Companies providing services for clients outside Malaysia will see a lower cost of doing business from the government's latest measure to further refine the goods and services tax (GST).
For instance, those providing oil bunkering services or retooling work for foreign clients will not have to impose a GST charge of 6 per cent.
Previously, local services providers would have charged the GST of 6 per cent to their overseas customers, who normally would have claimed it back from the Malaysian government.
"Now, local companies providing services for export need not charge the GST. It will make them more competitive and ease the cash flow of clients," said Customs director-general Datuk Subromaniam Tholasy.
Among the local companies that would benefit from the move is Dialog Group Bhd, which provides oil tank storage services to international companies.
Previously, the grouse was that the foreign companies needed to register with the Customs Department to reclaim the GST.
"Now, there is no necessity," said Subromaniam.
Another segment of companies that would benefit are those who do re-tooling work on machineries, an area that is generally the domain of small and medium enterprises.
These companies no longer need to charge GST on their foreign clients for the retooling works.
The latest measure to refine the GST came about after an appeal by companies providing bunkering and oil tank storage services to foreign entities.

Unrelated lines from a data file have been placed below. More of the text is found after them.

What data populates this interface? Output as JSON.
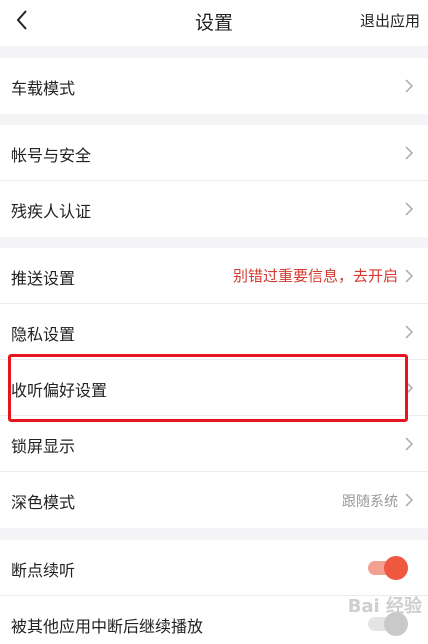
{
  "header": {
    "title": "设置",
    "exit_label": "退出应用"
  },
  "groups": [
    {
      "items": [
        {
          "label": "车载模式"
        }
      ]
    },
    {
      "items": [
        {
          "label": "帐号与安全"
        },
        {
          "label": "残疾人认证"
        }
      ]
    },
    {
      "items": [
        {
          "label": "推送设置",
          "value": "别错过重要信息，去开启"
        },
        {
          "label": "隐私设置"
        },
        {
          "label": "收听偏好设置"
        },
        {
          "label": "锁屏显示"
        },
        {
          "label": "深色模式",
          "value": "跟随系统"
        }
      ]
    },
    {
      "items": [
        {
          "label": "断点续听",
          "toggle": "on"
        },
        {
          "label": "被其他应用中断后继续播放",
          "toggle": "off"
        }
      ]
    }
  ],
  "colors": {
    "accent": "#f0573f",
    "highlight": "#e8151c",
    "promo_text": "#d43a30"
  },
  "watermark": {
    "text": "Bai 经验"
  }
}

Prime Minister Najib Tun Razak announced through his blog posting on Tuesday that four additional services would be treated as zero-rated supply under the GST effective from July 1.
The first involved prescribed services performed in connection with goods for export, where the service is supplied to overseas customers.
The second would be prescribed services supplied in the Free Zones, including Licenced Manufacturing Warehouses, to overseas customers.
The other two services are research and development (R&D) services provided for overseas customers and non-recurring expenditures incurred as engineering expenses, including tools and machinery used in the manufacturing process of goods.
Pricewate-houseCoopers Taxation Services Sdn Bhd executive director Raja Kumaran applauded the move as a fair initiative that could help alleviate the rising cost pressure faced by many companies.
"Many companies in Malaysia are involved in providing value-added services for overseas companies, and some foreign entities have chosen this country as the centre of their R&D. So, the latest measure is a great relief to many corporations and helps ease the way of doing business in the country," he told StarBiz.
On a similar tone, KPMG Tax Services said the new initiative could help propel local industries in line with the national and strategic importance placed on exports.
"Given the current challenging environment, coupled with the increasing cost of doing business, the introduction of such relief would not have come at a better time, and we suspect that the qualified businesses would indeed commend such a move by the Malaysian government," KPMG executive director, indirect tax practice, Ng Sue Lynn, said.
She pointed out that the recent relief granted under Section 56(3)(b) of the GST Act 2014 would be beneficial for the following companies/industries; transport/logistics, manufacturing, oil and gas and R&D.